## Task statement
Go through the data and count each line that has the string "package". Give that count alone.
◇ ◇ ◇ ◇
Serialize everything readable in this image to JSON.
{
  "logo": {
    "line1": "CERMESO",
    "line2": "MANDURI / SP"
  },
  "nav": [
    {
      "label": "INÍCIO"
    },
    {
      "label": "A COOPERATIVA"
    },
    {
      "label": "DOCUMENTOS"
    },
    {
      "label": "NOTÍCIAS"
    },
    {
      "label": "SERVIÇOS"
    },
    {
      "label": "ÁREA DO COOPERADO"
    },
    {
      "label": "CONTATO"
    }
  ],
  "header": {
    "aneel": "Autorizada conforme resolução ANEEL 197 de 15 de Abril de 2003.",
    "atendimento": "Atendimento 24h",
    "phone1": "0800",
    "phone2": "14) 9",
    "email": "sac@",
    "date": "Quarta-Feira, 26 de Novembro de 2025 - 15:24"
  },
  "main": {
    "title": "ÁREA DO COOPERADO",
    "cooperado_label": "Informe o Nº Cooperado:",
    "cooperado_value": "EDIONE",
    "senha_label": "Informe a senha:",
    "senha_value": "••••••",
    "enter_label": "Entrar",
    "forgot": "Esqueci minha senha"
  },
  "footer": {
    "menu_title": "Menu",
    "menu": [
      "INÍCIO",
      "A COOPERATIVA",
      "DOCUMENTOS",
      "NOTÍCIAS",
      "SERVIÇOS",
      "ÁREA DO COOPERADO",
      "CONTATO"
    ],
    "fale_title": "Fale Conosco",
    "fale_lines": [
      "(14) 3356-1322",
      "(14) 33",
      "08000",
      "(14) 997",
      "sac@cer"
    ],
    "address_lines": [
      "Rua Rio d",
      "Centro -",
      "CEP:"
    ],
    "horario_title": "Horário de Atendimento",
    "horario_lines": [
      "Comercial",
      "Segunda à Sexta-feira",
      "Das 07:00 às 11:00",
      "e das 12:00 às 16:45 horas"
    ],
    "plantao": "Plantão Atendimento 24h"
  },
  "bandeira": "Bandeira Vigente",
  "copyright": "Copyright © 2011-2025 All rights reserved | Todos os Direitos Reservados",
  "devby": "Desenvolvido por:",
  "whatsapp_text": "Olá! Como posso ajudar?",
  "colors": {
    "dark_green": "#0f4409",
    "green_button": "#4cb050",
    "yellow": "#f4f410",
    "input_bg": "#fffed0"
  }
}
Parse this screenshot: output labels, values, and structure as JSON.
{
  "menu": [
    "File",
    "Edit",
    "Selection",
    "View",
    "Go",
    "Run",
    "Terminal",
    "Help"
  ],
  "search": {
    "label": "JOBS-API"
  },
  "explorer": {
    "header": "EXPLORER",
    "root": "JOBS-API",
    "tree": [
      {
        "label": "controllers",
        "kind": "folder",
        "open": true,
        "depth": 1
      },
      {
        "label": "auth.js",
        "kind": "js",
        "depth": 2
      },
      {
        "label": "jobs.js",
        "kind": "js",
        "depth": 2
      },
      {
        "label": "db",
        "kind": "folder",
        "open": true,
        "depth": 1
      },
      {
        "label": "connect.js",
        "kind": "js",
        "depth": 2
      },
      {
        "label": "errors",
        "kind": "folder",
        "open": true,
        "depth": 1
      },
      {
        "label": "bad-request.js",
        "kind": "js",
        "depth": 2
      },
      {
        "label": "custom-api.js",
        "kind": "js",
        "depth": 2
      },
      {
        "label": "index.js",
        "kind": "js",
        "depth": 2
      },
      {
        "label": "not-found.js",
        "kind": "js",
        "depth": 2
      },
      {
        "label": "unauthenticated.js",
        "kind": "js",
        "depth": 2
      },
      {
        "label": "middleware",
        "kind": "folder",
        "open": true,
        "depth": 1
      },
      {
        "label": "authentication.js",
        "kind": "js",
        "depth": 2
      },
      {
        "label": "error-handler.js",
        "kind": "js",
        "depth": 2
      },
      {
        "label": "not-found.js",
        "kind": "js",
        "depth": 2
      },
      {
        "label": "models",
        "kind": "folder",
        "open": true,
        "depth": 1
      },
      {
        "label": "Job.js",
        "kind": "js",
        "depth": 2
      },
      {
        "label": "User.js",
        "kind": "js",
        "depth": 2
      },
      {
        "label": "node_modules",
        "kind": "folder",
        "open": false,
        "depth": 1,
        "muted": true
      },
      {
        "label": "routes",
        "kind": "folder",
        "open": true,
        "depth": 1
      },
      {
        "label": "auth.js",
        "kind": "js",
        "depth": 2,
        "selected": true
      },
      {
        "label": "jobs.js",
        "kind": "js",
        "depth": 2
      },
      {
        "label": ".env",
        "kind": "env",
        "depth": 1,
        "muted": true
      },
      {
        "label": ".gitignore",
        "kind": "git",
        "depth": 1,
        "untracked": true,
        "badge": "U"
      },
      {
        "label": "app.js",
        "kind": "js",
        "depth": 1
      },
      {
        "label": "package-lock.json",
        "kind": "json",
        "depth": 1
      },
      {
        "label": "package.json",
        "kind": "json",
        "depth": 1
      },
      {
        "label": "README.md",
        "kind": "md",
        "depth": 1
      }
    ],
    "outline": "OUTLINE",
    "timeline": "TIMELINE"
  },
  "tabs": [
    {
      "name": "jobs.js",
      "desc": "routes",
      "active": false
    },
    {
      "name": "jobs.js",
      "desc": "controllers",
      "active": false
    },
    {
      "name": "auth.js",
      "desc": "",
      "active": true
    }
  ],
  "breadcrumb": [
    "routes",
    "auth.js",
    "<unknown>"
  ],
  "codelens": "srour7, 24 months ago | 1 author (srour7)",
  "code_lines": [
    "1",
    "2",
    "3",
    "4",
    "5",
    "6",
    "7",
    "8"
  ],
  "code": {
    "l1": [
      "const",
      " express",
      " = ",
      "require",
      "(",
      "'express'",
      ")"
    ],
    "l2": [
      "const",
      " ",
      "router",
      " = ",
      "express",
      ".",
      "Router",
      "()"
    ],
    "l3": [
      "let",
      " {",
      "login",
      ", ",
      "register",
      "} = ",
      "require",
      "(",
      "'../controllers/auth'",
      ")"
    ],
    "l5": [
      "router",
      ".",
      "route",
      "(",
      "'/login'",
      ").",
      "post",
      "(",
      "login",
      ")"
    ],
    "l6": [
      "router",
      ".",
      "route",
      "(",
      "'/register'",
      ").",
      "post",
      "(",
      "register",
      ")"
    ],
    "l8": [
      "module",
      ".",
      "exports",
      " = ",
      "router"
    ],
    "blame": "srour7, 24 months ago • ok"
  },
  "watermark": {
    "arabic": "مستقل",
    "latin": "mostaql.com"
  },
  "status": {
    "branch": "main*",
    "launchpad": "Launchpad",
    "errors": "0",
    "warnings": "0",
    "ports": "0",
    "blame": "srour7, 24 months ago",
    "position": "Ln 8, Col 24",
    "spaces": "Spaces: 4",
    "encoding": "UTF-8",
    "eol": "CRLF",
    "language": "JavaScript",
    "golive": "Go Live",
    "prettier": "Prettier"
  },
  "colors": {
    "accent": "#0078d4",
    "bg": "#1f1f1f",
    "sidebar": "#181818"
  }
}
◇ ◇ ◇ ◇
## Output for this task
2